● Your goal: Print the whole listing, character for character.
* * * * * * * * *
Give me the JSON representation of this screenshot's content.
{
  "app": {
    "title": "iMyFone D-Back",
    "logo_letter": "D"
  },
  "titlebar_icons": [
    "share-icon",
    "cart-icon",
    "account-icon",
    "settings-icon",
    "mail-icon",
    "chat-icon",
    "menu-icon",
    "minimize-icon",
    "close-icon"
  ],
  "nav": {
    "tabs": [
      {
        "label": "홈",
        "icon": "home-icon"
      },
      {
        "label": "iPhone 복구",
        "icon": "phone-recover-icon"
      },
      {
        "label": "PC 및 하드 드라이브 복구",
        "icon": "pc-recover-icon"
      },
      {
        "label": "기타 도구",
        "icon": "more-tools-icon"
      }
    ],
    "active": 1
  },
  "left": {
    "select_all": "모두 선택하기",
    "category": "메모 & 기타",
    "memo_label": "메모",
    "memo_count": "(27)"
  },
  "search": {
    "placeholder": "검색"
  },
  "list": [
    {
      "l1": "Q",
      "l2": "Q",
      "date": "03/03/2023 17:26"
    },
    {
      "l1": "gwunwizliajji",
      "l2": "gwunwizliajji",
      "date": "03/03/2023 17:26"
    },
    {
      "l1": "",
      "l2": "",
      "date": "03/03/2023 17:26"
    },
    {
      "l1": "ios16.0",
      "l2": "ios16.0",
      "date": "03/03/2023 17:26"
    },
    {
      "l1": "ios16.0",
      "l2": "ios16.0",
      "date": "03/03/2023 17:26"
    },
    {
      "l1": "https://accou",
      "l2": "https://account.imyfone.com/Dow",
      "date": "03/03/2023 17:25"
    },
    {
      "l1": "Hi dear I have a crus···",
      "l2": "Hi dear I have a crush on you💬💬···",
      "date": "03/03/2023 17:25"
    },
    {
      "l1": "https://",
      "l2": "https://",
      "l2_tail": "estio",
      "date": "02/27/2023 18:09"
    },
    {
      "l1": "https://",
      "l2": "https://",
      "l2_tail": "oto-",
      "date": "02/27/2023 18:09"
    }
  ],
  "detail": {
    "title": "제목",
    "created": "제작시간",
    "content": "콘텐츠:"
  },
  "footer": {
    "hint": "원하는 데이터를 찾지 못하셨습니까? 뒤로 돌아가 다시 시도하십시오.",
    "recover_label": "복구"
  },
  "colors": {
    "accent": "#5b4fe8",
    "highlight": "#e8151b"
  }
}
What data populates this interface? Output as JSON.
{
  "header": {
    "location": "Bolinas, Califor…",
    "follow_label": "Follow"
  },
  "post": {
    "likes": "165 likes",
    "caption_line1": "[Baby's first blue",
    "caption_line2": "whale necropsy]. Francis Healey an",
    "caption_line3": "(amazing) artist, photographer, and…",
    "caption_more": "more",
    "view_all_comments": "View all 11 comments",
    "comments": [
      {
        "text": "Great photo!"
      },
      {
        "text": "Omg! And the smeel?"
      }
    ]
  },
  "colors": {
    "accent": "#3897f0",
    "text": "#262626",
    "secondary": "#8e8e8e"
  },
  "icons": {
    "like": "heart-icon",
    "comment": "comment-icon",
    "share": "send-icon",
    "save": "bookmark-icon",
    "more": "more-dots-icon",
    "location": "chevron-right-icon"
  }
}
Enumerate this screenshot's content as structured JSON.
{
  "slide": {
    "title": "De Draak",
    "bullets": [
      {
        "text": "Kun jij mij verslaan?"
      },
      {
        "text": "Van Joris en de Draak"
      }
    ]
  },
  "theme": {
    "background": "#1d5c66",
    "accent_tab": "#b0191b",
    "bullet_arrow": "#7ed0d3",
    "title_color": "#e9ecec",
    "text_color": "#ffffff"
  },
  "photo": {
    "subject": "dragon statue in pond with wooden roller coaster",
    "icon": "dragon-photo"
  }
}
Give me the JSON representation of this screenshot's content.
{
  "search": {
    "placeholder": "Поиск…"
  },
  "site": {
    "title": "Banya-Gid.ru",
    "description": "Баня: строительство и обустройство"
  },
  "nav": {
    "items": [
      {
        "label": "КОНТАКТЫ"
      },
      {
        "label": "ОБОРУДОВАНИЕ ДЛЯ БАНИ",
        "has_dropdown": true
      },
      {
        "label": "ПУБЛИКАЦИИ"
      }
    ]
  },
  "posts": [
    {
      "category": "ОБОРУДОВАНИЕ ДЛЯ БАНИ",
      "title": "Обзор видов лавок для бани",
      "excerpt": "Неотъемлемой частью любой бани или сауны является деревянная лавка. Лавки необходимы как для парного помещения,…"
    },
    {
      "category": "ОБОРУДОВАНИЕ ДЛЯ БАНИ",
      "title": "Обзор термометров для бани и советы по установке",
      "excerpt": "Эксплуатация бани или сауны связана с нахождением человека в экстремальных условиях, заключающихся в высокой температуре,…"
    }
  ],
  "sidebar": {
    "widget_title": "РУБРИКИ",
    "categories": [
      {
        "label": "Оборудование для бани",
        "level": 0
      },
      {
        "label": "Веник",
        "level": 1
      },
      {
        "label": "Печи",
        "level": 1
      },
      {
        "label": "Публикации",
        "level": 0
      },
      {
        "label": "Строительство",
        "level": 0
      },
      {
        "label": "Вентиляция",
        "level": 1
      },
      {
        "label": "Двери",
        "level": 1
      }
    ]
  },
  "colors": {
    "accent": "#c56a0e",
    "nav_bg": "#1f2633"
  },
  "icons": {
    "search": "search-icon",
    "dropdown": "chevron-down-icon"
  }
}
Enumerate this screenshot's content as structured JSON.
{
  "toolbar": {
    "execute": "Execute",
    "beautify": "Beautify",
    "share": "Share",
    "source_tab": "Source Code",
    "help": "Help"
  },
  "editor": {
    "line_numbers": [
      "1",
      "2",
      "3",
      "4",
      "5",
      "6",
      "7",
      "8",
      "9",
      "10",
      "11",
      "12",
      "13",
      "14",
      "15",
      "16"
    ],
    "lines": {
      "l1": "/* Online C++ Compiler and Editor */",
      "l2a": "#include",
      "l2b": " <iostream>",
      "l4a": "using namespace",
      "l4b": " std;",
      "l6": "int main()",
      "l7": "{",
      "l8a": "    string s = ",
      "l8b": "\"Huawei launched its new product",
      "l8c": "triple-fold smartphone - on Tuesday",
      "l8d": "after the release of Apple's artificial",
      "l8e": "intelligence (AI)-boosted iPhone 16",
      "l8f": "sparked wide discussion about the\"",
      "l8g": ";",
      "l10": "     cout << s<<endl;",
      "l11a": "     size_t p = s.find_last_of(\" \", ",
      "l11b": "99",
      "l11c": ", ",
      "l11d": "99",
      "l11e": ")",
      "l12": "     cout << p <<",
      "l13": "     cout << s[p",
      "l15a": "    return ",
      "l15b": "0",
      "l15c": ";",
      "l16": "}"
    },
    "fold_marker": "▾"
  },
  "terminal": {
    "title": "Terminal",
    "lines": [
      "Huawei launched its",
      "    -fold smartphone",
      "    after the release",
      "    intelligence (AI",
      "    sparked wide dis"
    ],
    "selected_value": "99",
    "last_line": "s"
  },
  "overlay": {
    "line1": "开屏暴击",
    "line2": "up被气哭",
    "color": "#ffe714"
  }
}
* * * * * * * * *
● Exercise answer:
Give me the JSON representation of this screenshot's content.
{
  "app": {
    "title": "iMyFone D-Back",
    "logo_letter": "D"
  },
  "titlebar_icons": [
    "share-icon",
    "cart-icon",
    "account-icon",
    "settings-icon",
    "mail-icon",
    "chat-icon",
    "menu-icon",
    "minimize-icon",
    "close-icon"
  ],
  "nav": {
    "tabs": [
      {
        "label": "홈",
        "icon": "home-icon"
      },
      {
        "label": "iPhone 복구",
        "icon": "phone-recover-icon"
      },
      {
        "label": "PC 및 하드 드라이브 복구",
        "icon": "pc-recover-icon"
      },
      {
        "label": "기타 도구",
        "icon": "more-tools-icon"
      }
    ],
    "active": 1
  },
  "left": {
    "select_all": "모두 선택하기",
    "category": "메모 & 기타",
    "memo_label": "메모",
    "memo_count": "(27)"
  },
  "search": {
    "placeholder": "검색"
  },
  "list": [
    {
      "l1": "Q",
      "l2": "Q",
      "date": "03/03/2023 17:26"
    },
    {
      "l1": "gwunwizliajji",
      "l2": "gwunwizliajji",
      "date": "03/03/2023 17:26"
    },
    {
      "l1": "",
      "l2": "",
      "date": "03/03/2023 17:26"
    },
    {
      "l1": "ios16.0",
      "l2": "ios16.0",
      "date": "03/03/2023 17:26"
    },
    {
      "l1": "ios16.0",
      "l2": "ios16.0",
      "date": "03/03/2023 17:26"
    },
    {
      "l1": "https://accou",
      "l2": "https://account.imyfone.com/Dow",
      "date": "03/03/2023 17:25"
    },
    {
      "l1": "Hi dear I have a crus···",
      "l2": "Hi dear I have a crush on you💬💬···",
      "date": "03/03/2023 17:25"
    },
    {
      "l1": "https://",
      "l2": "https://",
      "l2_tail": "estio",
      "date": "02/27/2023 18:09"
    },
    {
      "l1": "https://",
      "l2": "https://",
      "l2_tail": "oto-",
      "date": "02/27/2023 18:09"
    }
  ],
  "detail": {
    "title": "제목",
    "created": "제작시간",
    "content": "콘텐츠:"
  },
  "footer": {
    "hint": "원하는 데이터를 찾지 못하셨습니까? 뒤로 돌아가 다시 시도하십시오.",
    "recover_label": "복구"
  },
  "colors": {
    "accent": "#5b4fe8",
    "highlight": "#e8151b"
  }
}
What data populates this interface? Output as JSON.
{
  "header": {
    "location": "Bolinas, Califor…",
    "follow_label": "Follow"
  },
  "post": {
    "likes": "165 likes",
    "caption_line1": "[Baby's first blue",
    "caption_line2": "whale necropsy]. Francis Healey an",
    "caption_line3": "(amazing) artist, photographer, and…",
    "caption_more": "more",
    "view_all_comments": "View all 11 comments",
    "comments": [
      {
        "text": "Great photo!"
      },
      {
        "text": "Omg! And the smeel?"
      }
    ]
  },
  "colors": {
    "accent": "#3897f0",
    "text": "#262626",
    "secondary": "#8e8e8e"
  },
  "icons": {
    "like": "heart-icon",
    "comment": "comment-icon",
    "share": "send-icon",
    "save": "bookmark-icon",
    "more": "more-dots-icon",
    "location": "chevron-right-icon"
  }
}
Enumerate this screenshot's content as structured JSON.
{
  "slide": {
    "title": "De Draak",
    "bullets": [
      {
        "text": "Kun jij mij verslaan?"
      },
      {
        "text": "Van Joris en de Draak"
      }
    ]
  },
  "theme": {
    "background": "#1d5c66",
    "accent_tab": "#b0191b",
    "bullet_arrow": "#7ed0d3",
    "title_color": "#e9ecec",
    "text_color": "#ffffff"
  },
  "photo": {
    "subject": "dragon statue in pond with wooden roller coaster",
    "icon": "dragon-photo"
  }
}
Give me the JSON representation of this screenshot's content.
{
  "search": {
    "placeholder": "Поиск…"
  },
  "site": {
    "title": "Banya-Gid.ru",
    "description": "Баня: строительство и обустройство"
  },
  "nav": {
    "items": [
      {
        "label": "КОНТАКТЫ"
      },
      {
        "label": "ОБОРУДОВАНИЕ ДЛЯ БАНИ",
        "has_dropdown": true
      },
      {
        "label": "ПУБЛИКАЦИИ"
      }
    ]
  },
  "posts": [
    {
      "category": "ОБОРУДОВАНИЕ ДЛЯ БАНИ",
      "title": "Обзор видов лавок для бани",
      "excerpt": "Неотъемлемой частью любой бани или сауны является деревянная лавка. Лавки необходимы как для парного помещения,…"
    },
    {
      "category": "ОБОРУДОВАНИЕ ДЛЯ БАНИ",
      "title": "Обзор термометров для бани и советы по установке",
      "excerpt": "Эксплуатация бани или сауны связана с нахождением человека в экстремальных условиях, заключающихся в высокой температуре,…"
    }
  ],
  "sidebar": {
    "widget_title": "РУБРИКИ",
    "categories": [
      {
        "label": "Оборудование для бани",
        "level": 0
      },
      {
        "label": "Веник",
        "level": 1
      },
      {
        "label": "Печи",
        "level": 1
      },
      {
        "label": "Публикации",
        "level": 0
      },
      {
        "label": "Строительство",
        "level": 0
      },
      {
        "label": "Вентиляция",
        "level": 1
      },
      {
        "label": "Двери",
        "level": 1
      }
    ]
  },
  "colors": {
    "accent": "#c56a0e",
    "nav_bg": "#1f2633"
  },
  "icons": {
    "search": "search-icon",
    "dropdown": "chevron-down-icon"
  }
}
Enumerate this screenshot's content as structured JSON.
{
  "toolbar": {
    "execute": "Execute",
    "beautify": "Beautify",
    "share": "Share",
    "source_tab": "Source Code",
    "help": "Help"
  },
  "editor": {
    "line_numbers": [
      "1",
      "2",
      "3",
      "4",
      "5",
      "6",
      "7",
      "8",
      "9",
      "10",
      "11",
      "12",
      "13",
      "14",
      "15",
      "16"
    ],
    "lines": {
      "l1": "/* Online C++ Compiler and Editor */",
      "l2a": "#include",
      "l2b": " <iostream>",
      "l4a": "using namespace",
      "l4b": " std;",
      "l6": "int main()",
      "l7": "{",
      "l8a": "    string s = ",
      "l8b": "\"Huawei launched its new product",
      "l8c": "triple-fold smartphone - on Tuesday",
      "l8d": "after the release of Apple's artificial",
      "l8e": "intelligence (AI)-boosted iPhone 16",
      "l8f": "sparked wide discussion about the\"",
      "l8g": ";",
      "l10": "     cout << s<<endl;",
      "l11a": "     size_t p = s.find_last_of(\" \", ",
      "l11b": "99",
      "l11c": ", ",
      "l11d": "99",
      "l11e": ")",
      "l12": "     cout << p <<",
      "l13": "     cout << s[p",
      "l15a": "    return ",
      "l15b": "0",
      "l15c": ";",
      "l16": "}"
    },
    "fold_marker": "▾"
  },
  "terminal": {
    "title": "Terminal",
    "lines": [
      "Huawei launched its",
      "    -fold smartphone",
      "    after the release",
      "    intelligence (AI",
      "    sparked wide dis"
    ],
    "selected_value": "99",
    "last_line": "s"
  },
  "overlay": {
    "line1": "开屏暴击",
    "line2": "up被气哭",
    "color": "#ffe714"
  }
}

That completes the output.